Start of Block

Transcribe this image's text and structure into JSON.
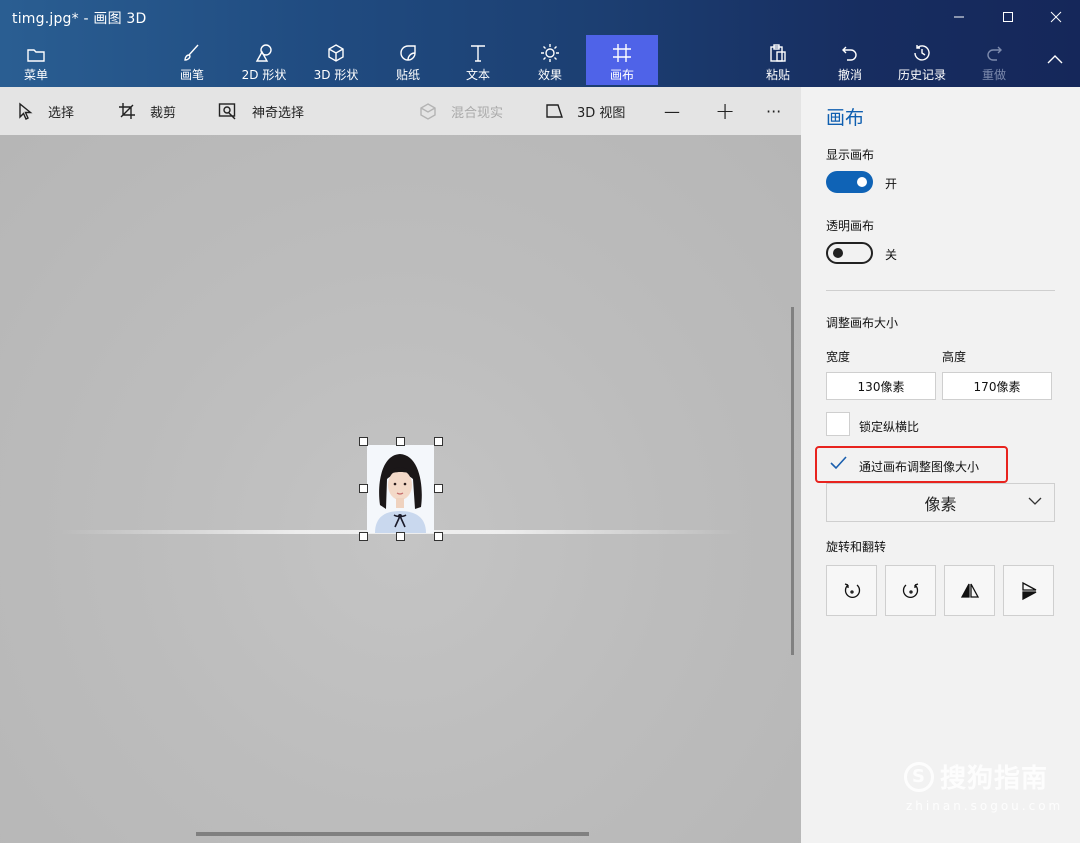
{
  "window": {
    "title": "timg.jpg* - 画图 3D"
  },
  "ribbon": {
    "menu": "菜单",
    "brushes": "画笔",
    "shapes2d": "2D 形状",
    "shapes3d": "3D 形状",
    "stickers": "贴纸",
    "text": "文本",
    "effects": "效果",
    "canvas": "画布",
    "paste": "粘贴",
    "undo": "撤消",
    "history": "历史记录",
    "redo": "重做"
  },
  "toolbar": {
    "select": "选择",
    "crop": "裁剪",
    "magic_select": "神奇选择",
    "mixed_reality": "混合现实",
    "view3d": "3D 视图",
    "zoom_out": "—",
    "zoom_in": "+",
    "more": "···"
  },
  "panel": {
    "title": "画布",
    "show_canvas_label": "显示画布",
    "show_canvas_state": "开",
    "transparent_canvas_label": "透明画布",
    "transparent_canvas_state": "关",
    "resize_label": "调整画布大小",
    "width_label": "宽度",
    "height_label": "高度",
    "width_value": "130像素",
    "height_value": "170像素",
    "lock_aspect_label": "锁定纵横比",
    "resize_image_label": "通过画布调整图像大小",
    "unit_value": "像素",
    "rotate_flip_label": "旋转和翻转"
  },
  "watermark": {
    "logo_letter": "S",
    "text": "搜狗指南",
    "url": "zhinan.sogou.com"
  },
  "colors": {
    "accent": "#0f63b6",
    "active_tab": "#4f63e8",
    "highlight": "#e8231e"
  }
}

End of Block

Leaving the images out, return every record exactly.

◆ **Exercise solution**
Transcribe this image's text and structure into JSON.
{
  "window": {
    "title": "timg.jpg* - 画图 3D"
  },
  "ribbon": {
    "menu": "菜单",
    "brushes": "画笔",
    "shapes2d": "2D 形状",
    "shapes3d": "3D 形状",
    "stickers": "贴纸",
    "text": "文本",
    "effects": "效果",
    "canvas": "画布",
    "paste": "粘贴",
    "undo": "撤消",
    "history": "历史记录",
    "redo": "重做"
  },
  "toolbar": {
    "select": "选择",
    "crop": "裁剪",
    "magic_select": "神奇选择",
    "mixed_reality": "混合现实",
    "view3d": "3D 视图",
    "zoom_out": "—",
    "zoom_in": "+",
    "more": "···"
  },
  "panel": {
    "title": "画布",
    "show_canvas_label": "显示画布",
    "show_canvas_state": "开",
    "transparent_canvas_label": "透明画布",
    "transparent_canvas_state": "关",
    "resize_label": "调整画布大小",
    "width_label": "宽度",
    "height_label": "高度",
    "width_value": "130像素",
    "height_value": "170像素",
    "lock_aspect_label": "锁定纵横比",
    "resize_image_label": "通过画布调整图像大小",
    "unit_value": "像素",
    "rotate_flip_label": "旋转和翻转"
  },
  "watermark": {
    "logo_letter": "S",
    "text": "搜狗指南",
    "url": "zhinan.sogou.com"
  },
  "colors": {
    "accent": "#0f63b6",
    "active_tab": "#4f63e8",
    "highlight": "#e8231e"
  }
}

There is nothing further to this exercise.